President Obama is looking for a new first Tweeter to manage his social media presence. It's another sign the party that first embraced online networks is looking to reboot in the face of Republican growth in the virtual world.
Organizing for America -- formerly Obama for America, the grass-roots organization of the president's 2008 campaign that's now part of the Democratic National Committee -- is advertising for a "social networks manager" to maintain Obama's Facebook, MySpace and Twitter accounts. Mia Cambronero, Obama's previous ghost Twitterer, is leaving her post at the end of the month.
The applicant must be able to connect with the president's 7.4 million Facebook fans and 3.3 million Twitter followers through an ability to "craft messages that move people to act."
Alan Rosenblatt, associate director for online advocacy at the liberal Center for American Progress, compared the president's 3.3 million Twitter followers to the 1.4 million monthly visitors to WhiteHouse.gov -- "It would be a waste not to exploit it."
Don Bates, professor of public relations at George Washington University, said that the administration has let its focus on social media slip.
"They could avoid them when their favorability numbers were high," Bates said. "They can't avoid them now."
Long-shot Republican Senate candidate Scott Brown triumphed in Massachusetts last month by relying on the same kind of networking that Obama used.
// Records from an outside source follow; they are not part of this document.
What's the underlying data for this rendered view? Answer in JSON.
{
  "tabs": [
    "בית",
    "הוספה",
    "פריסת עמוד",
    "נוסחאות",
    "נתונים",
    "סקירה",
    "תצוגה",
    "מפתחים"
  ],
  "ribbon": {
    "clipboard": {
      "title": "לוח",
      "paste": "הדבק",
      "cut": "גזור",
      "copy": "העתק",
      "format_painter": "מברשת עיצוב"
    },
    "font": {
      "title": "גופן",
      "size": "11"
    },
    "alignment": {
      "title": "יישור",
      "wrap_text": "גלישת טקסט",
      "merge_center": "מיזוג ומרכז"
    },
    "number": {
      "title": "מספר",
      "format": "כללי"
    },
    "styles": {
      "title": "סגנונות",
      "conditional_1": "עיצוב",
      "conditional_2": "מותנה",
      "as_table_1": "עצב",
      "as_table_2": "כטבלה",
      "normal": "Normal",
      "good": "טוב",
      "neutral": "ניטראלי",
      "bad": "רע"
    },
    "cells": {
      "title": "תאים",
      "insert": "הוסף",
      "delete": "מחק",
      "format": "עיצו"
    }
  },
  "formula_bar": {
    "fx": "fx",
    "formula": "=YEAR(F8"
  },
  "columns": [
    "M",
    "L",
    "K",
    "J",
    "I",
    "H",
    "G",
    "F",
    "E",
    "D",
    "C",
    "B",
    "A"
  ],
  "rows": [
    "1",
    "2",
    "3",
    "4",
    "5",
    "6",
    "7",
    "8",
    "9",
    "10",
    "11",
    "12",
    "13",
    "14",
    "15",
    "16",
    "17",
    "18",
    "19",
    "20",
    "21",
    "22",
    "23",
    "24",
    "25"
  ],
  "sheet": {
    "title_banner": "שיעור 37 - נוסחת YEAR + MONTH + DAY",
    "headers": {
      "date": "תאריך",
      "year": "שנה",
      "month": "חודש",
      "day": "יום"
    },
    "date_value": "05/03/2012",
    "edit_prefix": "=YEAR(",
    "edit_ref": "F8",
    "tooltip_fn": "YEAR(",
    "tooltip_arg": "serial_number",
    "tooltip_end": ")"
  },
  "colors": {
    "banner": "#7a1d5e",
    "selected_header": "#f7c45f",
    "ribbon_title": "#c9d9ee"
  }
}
When Brown called for an impromptu rally to counter a presidential visit, his team rallied thousands of supporters using Facebook, Twitter and text messages. The Brown flash mob was said to be twice the size of Obama's crowd.
White House communications director Dan Pfeiffer said the administration is touting the increased use of White House blogs and Obama's efforts to speak directly to citizens online.
Republican political consultant and blogger Jon Henke expressed doubts that a new strategy would help Americans to feel as if they were interacting with the president.
"Politicians and political organizations are professionally uninteresting," Henke said.
Girish Gulati, a social media expert and associate professor of government at Bentley University, said the difficulty with using social networking platforms is that audiences begin to view the new lines of communication as mere public relations releases.
"As the younger people who elected him get older, it can definitely be a disappointment to realize that this is how politics works," Gulati said.